The committee met to discuss the progress made on the Review of Relationships and Sexuality Education with a number of witnesses representing teachers, parents, and students.

Education Minister Richard Bruton asked policymakers last month to review the 20-year-old curriculum on relationships and sexuality education (RSE) so that it meets the needs of young people.

He specifically asked the State’s advisory body on the curriculum to consider updating information on sexual consent at both primary and secondary level.

ISSU welfare and equality officer, Eboni Burke, said the study found that almost 90% of students did not have RSE on a regular basis. She said the results emphasised the need for regular RSE and also suggested that most schools were in breach of the current curriculum guidelines on sexual education.

Ms Burke said the survey, based on over 780 responses received by the ISSU over two days, highlighted the need for “drastic changes” in how RSE is provided in schools. The students ranked consent ahead of sexual health, contraception, sexuality and identity.

However, 65% of students said they had not learned about consent in school and 61% said they had not learned about sexuality.

Ms Burke said it was essential that teachers were properly trained if they were to be the main RSE providers. The ISSU is also recommending that drug and alcohol awareness be included among the many changes that need to be made urgently to how RSE is taught.

There should be one RSE module for every school and the school’s patronage must not impact on the type or quality of RSE that students receive.

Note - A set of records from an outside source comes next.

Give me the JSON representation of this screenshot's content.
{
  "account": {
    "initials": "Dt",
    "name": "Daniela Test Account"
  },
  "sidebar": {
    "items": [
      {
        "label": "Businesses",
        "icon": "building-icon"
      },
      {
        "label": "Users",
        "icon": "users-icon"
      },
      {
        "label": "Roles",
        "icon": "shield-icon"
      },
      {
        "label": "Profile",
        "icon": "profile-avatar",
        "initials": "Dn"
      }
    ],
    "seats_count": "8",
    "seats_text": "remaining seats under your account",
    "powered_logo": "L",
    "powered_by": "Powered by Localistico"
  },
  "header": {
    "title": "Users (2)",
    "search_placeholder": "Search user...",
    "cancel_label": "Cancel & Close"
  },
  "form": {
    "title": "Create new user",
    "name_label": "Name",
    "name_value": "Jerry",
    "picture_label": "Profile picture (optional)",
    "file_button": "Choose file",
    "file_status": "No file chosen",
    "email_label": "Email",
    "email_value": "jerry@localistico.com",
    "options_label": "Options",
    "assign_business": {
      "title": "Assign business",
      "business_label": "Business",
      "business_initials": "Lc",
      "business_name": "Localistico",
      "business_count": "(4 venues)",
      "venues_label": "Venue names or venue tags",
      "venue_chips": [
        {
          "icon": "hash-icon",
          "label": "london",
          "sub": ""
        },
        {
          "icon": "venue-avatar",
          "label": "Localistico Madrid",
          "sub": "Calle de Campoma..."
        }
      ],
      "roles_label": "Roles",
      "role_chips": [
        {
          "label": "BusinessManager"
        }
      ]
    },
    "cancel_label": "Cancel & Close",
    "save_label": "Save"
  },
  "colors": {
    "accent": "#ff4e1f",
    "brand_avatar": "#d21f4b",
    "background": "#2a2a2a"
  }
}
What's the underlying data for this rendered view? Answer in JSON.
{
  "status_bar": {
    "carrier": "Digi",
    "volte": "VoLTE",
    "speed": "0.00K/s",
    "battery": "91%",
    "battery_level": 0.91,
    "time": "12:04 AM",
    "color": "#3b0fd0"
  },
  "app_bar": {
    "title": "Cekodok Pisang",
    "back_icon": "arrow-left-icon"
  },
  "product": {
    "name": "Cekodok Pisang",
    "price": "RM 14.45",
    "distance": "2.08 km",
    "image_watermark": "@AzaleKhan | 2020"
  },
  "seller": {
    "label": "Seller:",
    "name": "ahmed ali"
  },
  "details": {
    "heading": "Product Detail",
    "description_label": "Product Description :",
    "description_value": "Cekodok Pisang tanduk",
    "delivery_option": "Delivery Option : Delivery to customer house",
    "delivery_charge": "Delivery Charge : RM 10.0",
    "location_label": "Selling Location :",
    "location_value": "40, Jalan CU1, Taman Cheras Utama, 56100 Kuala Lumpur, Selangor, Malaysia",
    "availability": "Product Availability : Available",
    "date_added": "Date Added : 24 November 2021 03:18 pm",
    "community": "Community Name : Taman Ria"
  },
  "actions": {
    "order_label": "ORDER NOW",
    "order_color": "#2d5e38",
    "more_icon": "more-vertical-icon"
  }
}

“We believe there should be specific lessons in relation to sexuality, relationships, consent, gender identity, RSE in the digital age, sexual health and sexually transmitted infections, contraception, mental health and drug awareness with regard to consent,” said Ms Burke.

Chief executive of the National Council for Curriculum and Assessment, John Hammond, said the review would include consent and developments in contraception.

Also included is the safe use of the internet and social media, particularly its effects on relationships and self-esteem.

“The review of RSE with be an extensive, complex, multi-dimensional piece of work. We recognise its contested and controversial nature and its topical relevance,” said Mr Hammond.

He said the minister’s request and review of RSE would be discussed at the NCCA’s meeting tomorrow.

More in this section